passing legislation to legalise sports betting are expected to establish many
regulations which operators must comply with before they can offer their
services to the people of that state. Once operators comply, they will be able
to offer their services within the state, but to no one outside of that state.
One of the
most pertinent statutes stopping the USA from allowing all of its residents to
engage in sports betting is the Interstate Wire Act of 1961. Also known as the
Federal Wire Act, this law prohibits interstate sports wagering via telephone
or the internet. The Federal Wire Act does,
however, allow the placing of bets on a sporting event from a state where
betting on sport is legal into a state where it is also legal. To avoid infringing this statue, operators may
utilise geo-location technology to ensure that their services are not available
to those residing outside of the confines of a legalised state.
As of June 5th,
Delaware became the first new state to offer sports betting, with three
locations open for business.
like West Virginia and New Jersey seek to have a full-scale offering in place
while Delaware will continue to grow from these three locations. The Diamond
State already has the necessary legal and regulatory authority to build a
full-scale gambling operation.
Potential bumps along the road
While the market
is predicted to be very lucrative, some operators may choose to not enter into
certain state markets due to the new laws and regulations enacted. A proposal
in Pennsylvania penned a one-time license fee of as much as $10 million along
with up to a 34 per cent tax on gross
receipts. As the legalisation of sports betting is going to be regulated by each state individually, some states are
expected to begin as hotspots for operators.
legislation may also prove to be a problem as, in theory, federal law could
step in to stop sports betting before it properly begins. One of the four
authors of PASPA, Senator Orrin Hatch (R-Utah), has announced that he will
introduce new legislation that will protect honesty and principle in the
athletic arena.
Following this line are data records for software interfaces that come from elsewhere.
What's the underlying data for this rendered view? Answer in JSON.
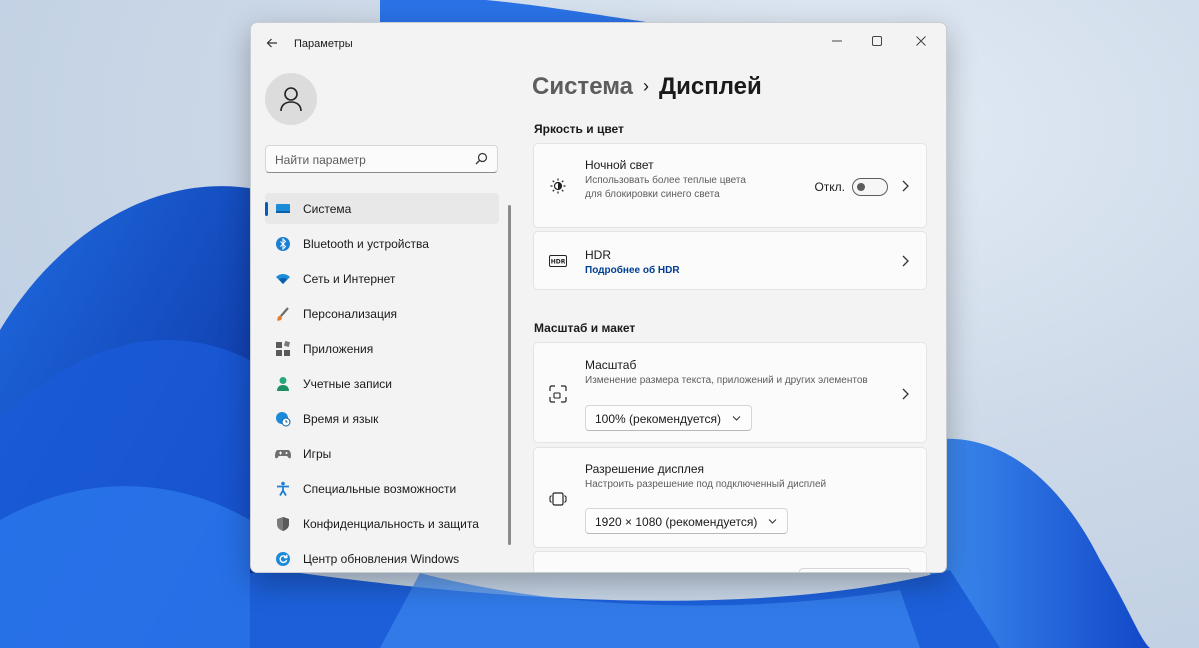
{
  "window": {
    "app_title": "Параметры",
    "back_icon": "arrow-left-icon",
    "controls": [
      "minimize-icon",
      "maximize-icon",
      "close-icon"
    ]
  },
  "sidebar": {
    "avatar_icon": "person-icon",
    "search": {
      "placeholder": "Найти параметр",
      "icon": "search-icon"
    },
    "items": [
      {
        "label": "Система",
        "icon": "monitor-icon",
        "active": true
      },
      {
        "label": "Bluetooth и устройства",
        "icon": "bluetooth-icon"
      },
      {
        "label": "Сеть и Интернет",
        "icon": "wifi-icon"
      },
      {
        "label": "Персонализация",
        "icon": "brush-icon"
      },
      {
        "label": "Приложения",
        "icon": "apps-icon"
      },
      {
        "label": "Учетные записи",
        "icon": "user-icon"
      },
      {
        "label": "Время и язык",
        "icon": "globe-clock-icon"
      },
      {
        "label": "Игры",
        "icon": "gamepad-icon"
      },
      {
        "label": "Специальные возможности",
        "icon": "accessibility-icon"
      },
      {
        "label": "Конфиденциальность и защита",
        "icon": "shield-icon"
      },
      {
        "label": "Центр обновления Windows",
        "icon": "update-icon"
      }
    ]
  },
  "main": {
    "breadcrumb": {
      "parent": "Система",
      "separator": "›",
      "current": "Дисплей"
    },
    "sections": {
      "brightness": {
        "title": "Яркость и цвет",
        "night_light": {
          "title": "Ночной свет",
          "description": "Использовать более теплые цвета для блокировки синего света",
          "toggle_label": "Откл.",
          "toggle_on": false,
          "icon": "brightness-icon"
        },
        "hdr": {
          "title": "HDR",
          "link": "Подробнее об HDR",
          "icon": "hdr-icon"
        }
      },
      "scale_layout": {
        "title": "Масштаб и макет",
        "scale": {
          "title": "Масштаб",
          "description": "Изменение размера текста, приложений и других элементов",
          "value": "100% (рекомендуется)",
          "icon": "scale-icon"
        },
        "resolution": {
          "title": "Разрешение дисплея",
          "description": "Настроить разрешение под подключенный дисплей",
          "value": "1920 × 1080 (рекомендуется)",
          "icon": "resolution-icon"
        }
      }
    }
  },
  "colors": {
    "accent": "#005fb8",
    "link": "#003e92",
    "window_bg": "#f3f3f3",
    "card_bg": "#fbfbfb"
  }
}
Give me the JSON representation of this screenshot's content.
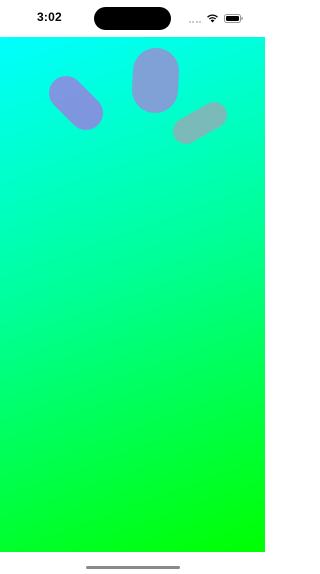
{
  "status_bar": {
    "time": "3:02",
    "icons": [
      "signal-dots-icon",
      "wifi-icon",
      "battery-icon"
    ]
  },
  "colors": {
    "gradient_top": "#00ffff",
    "gradient_bottom": "#00ff00",
    "blob_color": "#8a8ee0",
    "blob_light_color": "#90a8b0"
  }
}
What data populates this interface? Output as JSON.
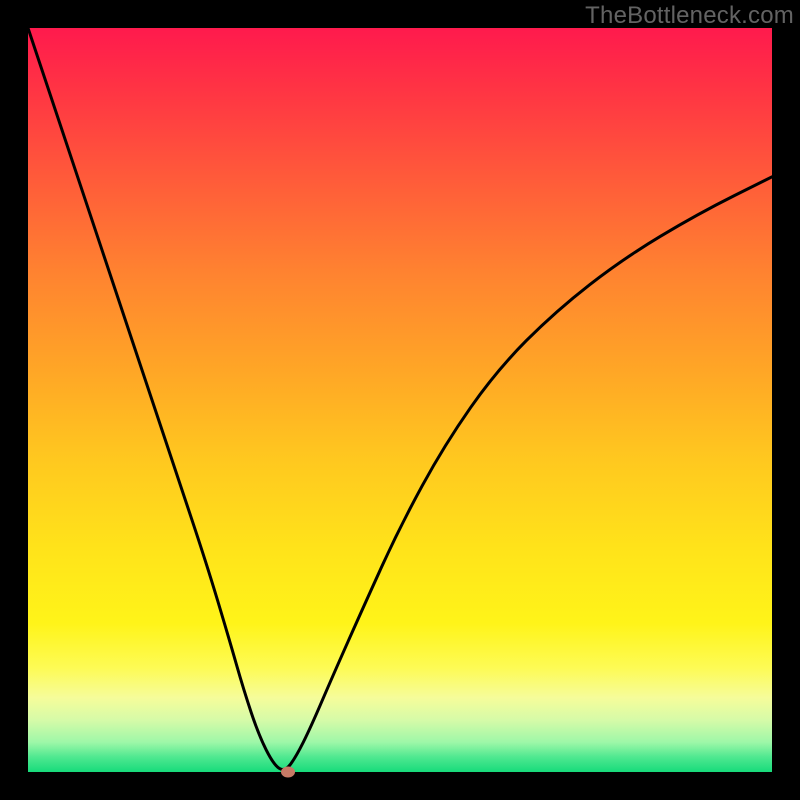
{
  "watermark": "TheBottleneck.com",
  "colors": {
    "curve_stroke": "#000000",
    "dot_fill": "#c77a66",
    "frame_bg": "#000000"
  },
  "chart_data": {
    "type": "line",
    "title": "",
    "xlabel": "",
    "ylabel": "",
    "xlim": [
      0,
      100
    ],
    "ylim": [
      0,
      100
    ],
    "annotations": [
      {
        "name": "minimum-dot",
        "x": 35,
        "y": 0
      }
    ],
    "series": [
      {
        "name": "bottleneck-curve",
        "x": [
          0,
          4,
          8,
          12,
          16,
          20,
          24,
          27,
          29,
          31,
          33,
          34.5,
          36,
          38,
          41,
          45,
          50,
          56,
          63,
          71,
          80,
          90,
          100
        ],
        "values": [
          100,
          88,
          76,
          64,
          52,
          40,
          28,
          18,
          11,
          5,
          1,
          0,
          2,
          6,
          13,
          22,
          33,
          44,
          54,
          62,
          69,
          75,
          80
        ]
      }
    ]
  }
}
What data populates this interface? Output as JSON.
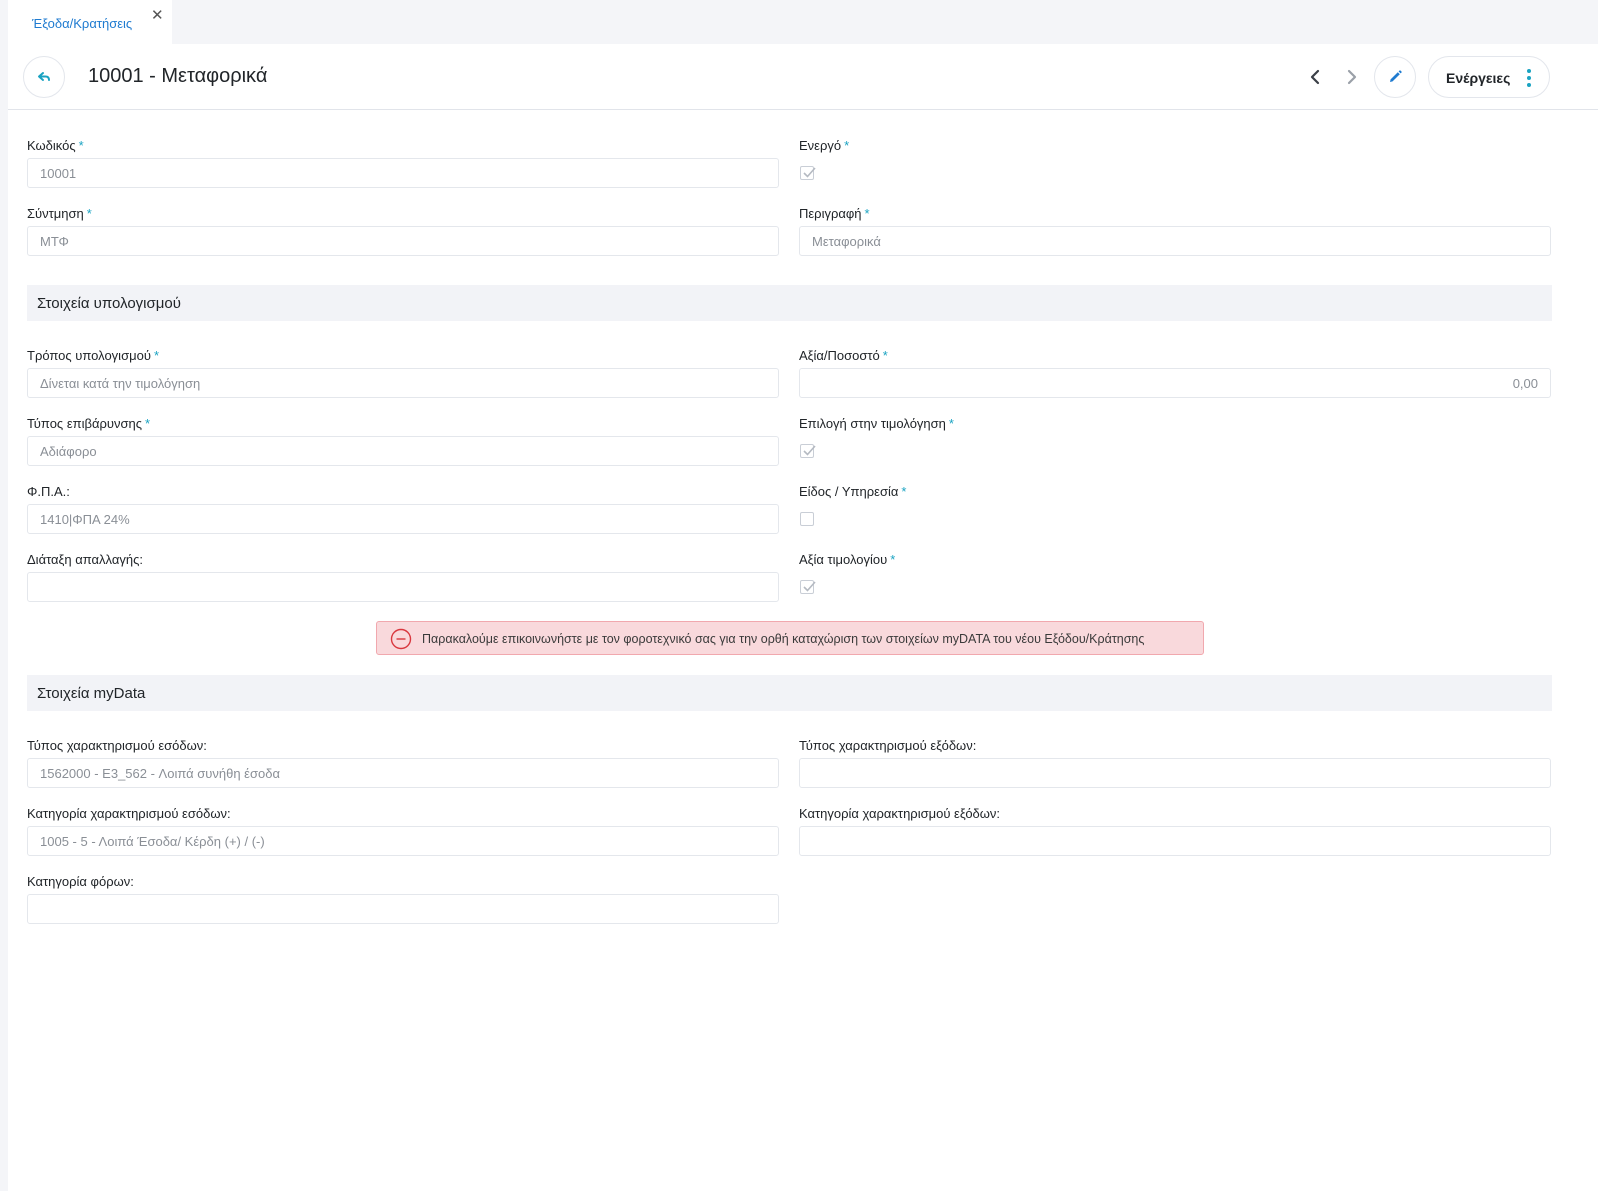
{
  "tab": {
    "label": "Έξοδα/Κρατήσεις",
    "close_icon": "close-icon"
  },
  "header": {
    "title": "10001 - Μεταφορικά",
    "actions_label": "Ενέργειες",
    "icons": [
      "back-icon",
      "chevron-left-icon",
      "chevron-right-icon",
      "pencil-icon",
      "more-vertical-icon"
    ]
  },
  "general": {
    "code": {
      "label": "Κωδικός",
      "value": "10001"
    },
    "active": {
      "label": "Ενεργό",
      "checked": true
    },
    "abbreviation": {
      "label": "Σύντμηση",
      "value": "ΜΤΦ"
    },
    "description": {
      "label": "Περιγραφή",
      "value": "Μεταφορικά"
    }
  },
  "calc": {
    "section_title": "Στοιχεία υπολογισμού",
    "calc_method": {
      "label": "Τρόπος υπολογισμού",
      "value": "Δίνεται κατά την τιμολόγηση"
    },
    "value_percent": {
      "label": "Αξία/Ποσοστό",
      "value": "0,00"
    },
    "charge_type": {
      "label": "Τύπος επιβάρυνσης",
      "value": "Αδιάφορο"
    },
    "invoice_selection": {
      "label": "Επιλογή στην τιμολόγηση",
      "checked": true
    },
    "vat": {
      "label": "Φ.Π.Α.:",
      "value": "1410|ΦΠΑ 24%"
    },
    "item_service": {
      "label": "Είδος / Υπηρεσία",
      "checked": false
    },
    "exemption": {
      "label": "Διάταξη απαλλαγής:",
      "value": ""
    },
    "invoice_value": {
      "label": "Αξία τιμολογίου",
      "checked": true
    }
  },
  "alert": {
    "icon": "minus-circle-icon",
    "text": "Παρακαλούμε επικοινωνήστε με τον φοροτεχνικό σας για την ορθή καταχώριση των στοιχείων myDATA του νέου Εξόδου/Κράτησης"
  },
  "mydata": {
    "section_title": "Στοιχεία myData",
    "income_char_type": {
      "label": "Τύπος χαρακτηρισμού εσόδων:",
      "value": "1562000 - E3_562 - Λοιπά συνήθη έσοδα"
    },
    "expense_char_type": {
      "label": "Τύπος χαρακτηρισμού εξόδων:",
      "value": ""
    },
    "income_char_category": {
      "label": "Κατηγορία χαρακτηρισμού εσόδων:",
      "value": "1005 - 5 - Λοιπά Έσοδα/ Κέρδη (+) / (-)"
    },
    "expense_char_category": {
      "label": "Κατηγορία χαρακτηρισμού εξόδων:",
      "value": ""
    },
    "tax_category": {
      "label": "Κατηγορία φόρων:",
      "value": ""
    }
  },
  "colors": {
    "accent": "#1aa3c2",
    "link": "#1f7bd0",
    "alert_bg": "#f9d9dc",
    "alert_border": "#f1a8ae",
    "alert_icon": "#d9383f"
  }
}
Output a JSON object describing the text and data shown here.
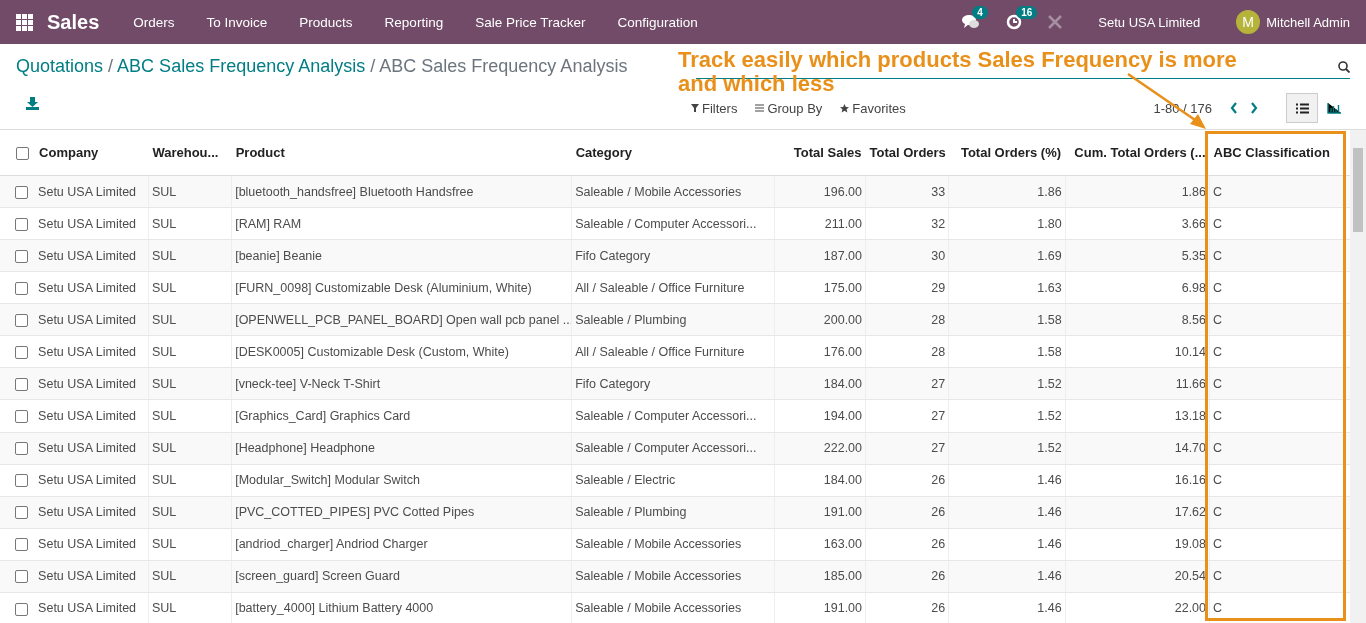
{
  "navbar": {
    "app": "Sales",
    "menu": [
      "Orders",
      "To Invoice",
      "Products",
      "Reporting",
      "Sale Price Tracker",
      "Configuration"
    ],
    "messages_count": "4",
    "activities_count": "16",
    "company": "Setu USA Limited",
    "avatar_letter": "M",
    "user": "Mitchell Admin"
  },
  "breadcrumb_separator": "/",
  "breadcrumbs": [
    {
      "label": "Quotations",
      "current": false
    },
    {
      "label": "ABC Sales Frequency Analysis",
      "current": false
    },
    {
      "label": "ABC Sales Frequency Analysis",
      "current": true
    }
  ],
  "search_menus": [
    "Filters",
    "Group By",
    "Favorites"
  ],
  "pager": "1-80 / 176",
  "views": [
    {
      "kind": "list",
      "selected": true
    },
    {
      "kind": "graph",
      "selected": false
    }
  ],
  "annotation": "Track easily which products Sales Frequency is more and which less",
  "table": {
    "select_all_checked": false,
    "columns": [
      {
        "label": "Company",
        "kind": "text"
      },
      {
        "label": "Warehou...",
        "kind": "text"
      },
      {
        "label": "Product",
        "kind": "text"
      },
      {
        "label": "Category",
        "kind": "text"
      },
      {
        "label": "Total Sales",
        "kind": "number"
      },
      {
        "label": "Total Orders",
        "kind": "number"
      },
      {
        "label": "Total Orders (%)",
        "kind": "number"
      },
      {
        "label": "Cum. Total Orders (...",
        "kind": "number"
      },
      {
        "label": "ABC Classification",
        "kind": "text"
      }
    ],
    "rows": [
      {
        "checked": false,
        "cells": [
          "Setu USA Limited",
          "SUL",
          "[bluetooth_handsfree] Bluetooth Handsfree",
          "Saleable / Mobile Accessories",
          "196.00",
          "33",
          "1.86",
          "1.86",
          "C"
        ]
      },
      {
        "checked": false,
        "cells": [
          "Setu USA Limited",
          "SUL",
          "[RAM] RAM",
          "Saleable / Computer Accessori...",
          "211.00",
          "32",
          "1.80",
          "3.66",
          "C"
        ]
      },
      {
        "checked": false,
        "cells": [
          "Setu USA Limited",
          "SUL",
          "[beanie] Beanie",
          "Fifo Category",
          "187.00",
          "30",
          "1.69",
          "5.35",
          "C"
        ]
      },
      {
        "checked": false,
        "cells": [
          "Setu USA Limited",
          "SUL",
          "[FURN_0098] Customizable Desk (Aluminium, White)",
          "All / Saleable / Office Furniture",
          "175.00",
          "29",
          "1.63",
          "6.98",
          "C"
        ]
      },
      {
        "checked": false,
        "cells": [
          "Setu USA Limited",
          "SUL",
          "[OPENWELL_PCB_PANEL_BOARD] Open wall pcb panel ...",
          "Saleable / Plumbing",
          "200.00",
          "28",
          "1.58",
          "8.56",
          "C"
        ]
      },
      {
        "checked": false,
        "cells": [
          "Setu USA Limited",
          "SUL",
          "[DESK0005] Customizable Desk (Custom, White)",
          "All / Saleable / Office Furniture",
          "176.00",
          "28",
          "1.58",
          "10.14",
          "C"
        ]
      },
      {
        "checked": false,
        "cells": [
          "Setu USA Limited",
          "SUL",
          "[vneck-tee] V-Neck T-Shirt",
          "Fifo Category",
          "184.00",
          "27",
          "1.52",
          "11.66",
          "C"
        ]
      },
      {
        "checked": false,
        "cells": [
          "Setu USA Limited",
          "SUL",
          "[Graphics_Card] Graphics Card",
          "Saleable / Computer Accessori...",
          "194.00",
          "27",
          "1.52",
          "13.18",
          "C"
        ]
      },
      {
        "checked": false,
        "cells": [
          "Setu USA Limited",
          "SUL",
          "[Headphone] Headphone",
          "Saleable / Computer Accessori...",
          "222.00",
          "27",
          "1.52",
          "14.70",
          "C"
        ]
      },
      {
        "checked": false,
        "cells": [
          "Setu USA Limited",
          "SUL",
          "[Modular_Switch] Modular Switch",
          "Saleable / Electric",
          "184.00",
          "26",
          "1.46",
          "16.16",
          "C"
        ]
      },
      {
        "checked": false,
        "cells": [
          "Setu USA Limited",
          "SUL",
          "[PVC_COTTED_PIPES] PVC Cotted Pipes",
          "Saleable / Plumbing",
          "191.00",
          "26",
          "1.46",
          "17.62",
          "C"
        ]
      },
      {
        "checked": false,
        "cells": [
          "Setu USA Limited",
          "SUL",
          "[andriod_charger] Andriod Charger",
          "Saleable / Mobile Accessories",
          "163.00",
          "26",
          "1.46",
          "19.08",
          "C"
        ]
      },
      {
        "checked": false,
        "cells": [
          "Setu USA Limited",
          "SUL",
          "[screen_guard] Screen Guard",
          "Saleable / Mobile Accessories",
          "185.00",
          "26",
          "1.46",
          "20.54",
          "C"
        ]
      },
      {
        "checked": false,
        "cells": [
          "Setu USA Limited",
          "SUL",
          "[battery_4000] Lithium Battery 4000",
          "Saleable / Mobile Accessories",
          "191.00",
          "26",
          "1.46",
          "22.00",
          "C"
        ]
      }
    ]
  }
}
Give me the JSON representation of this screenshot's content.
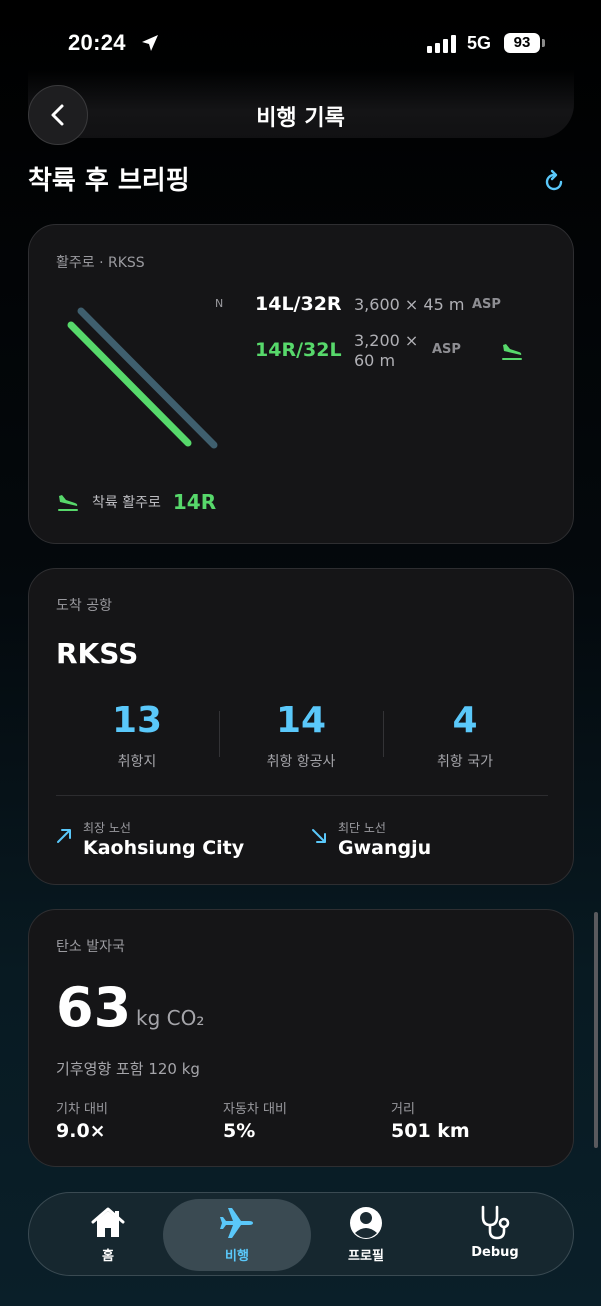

But, some predict that federal legislation will not arrive
until after the mid-term elections.
potential issue is that the NBA and MLB are trying
to claim a 1 per cent sports
integrity fee from bookmakers. If this were to come to fruition, many operators
would see the market as a non-starter. The majority of sportsbooks only keep
around 5 per cent of wagers. This
integrity fee would also limit the amount of tax revenue that states could earn.
However, Nevada avoiding such a fee for decades should set a precedent.
It is still
early in the story of the legalisation of sports betting in the USA, and much
could infringe the popular gambling activity from establishing itself across
the nation. While many states are embracing the chance to allow sports betting
under their jurisdiction, with Delaware being the first new state to do so, it
seems very unlikely that every state in the USA will legalise and host sports
betting services anytime soon.
by Denitza Dimitrova
LL.B., LL.M., Mag.Jur.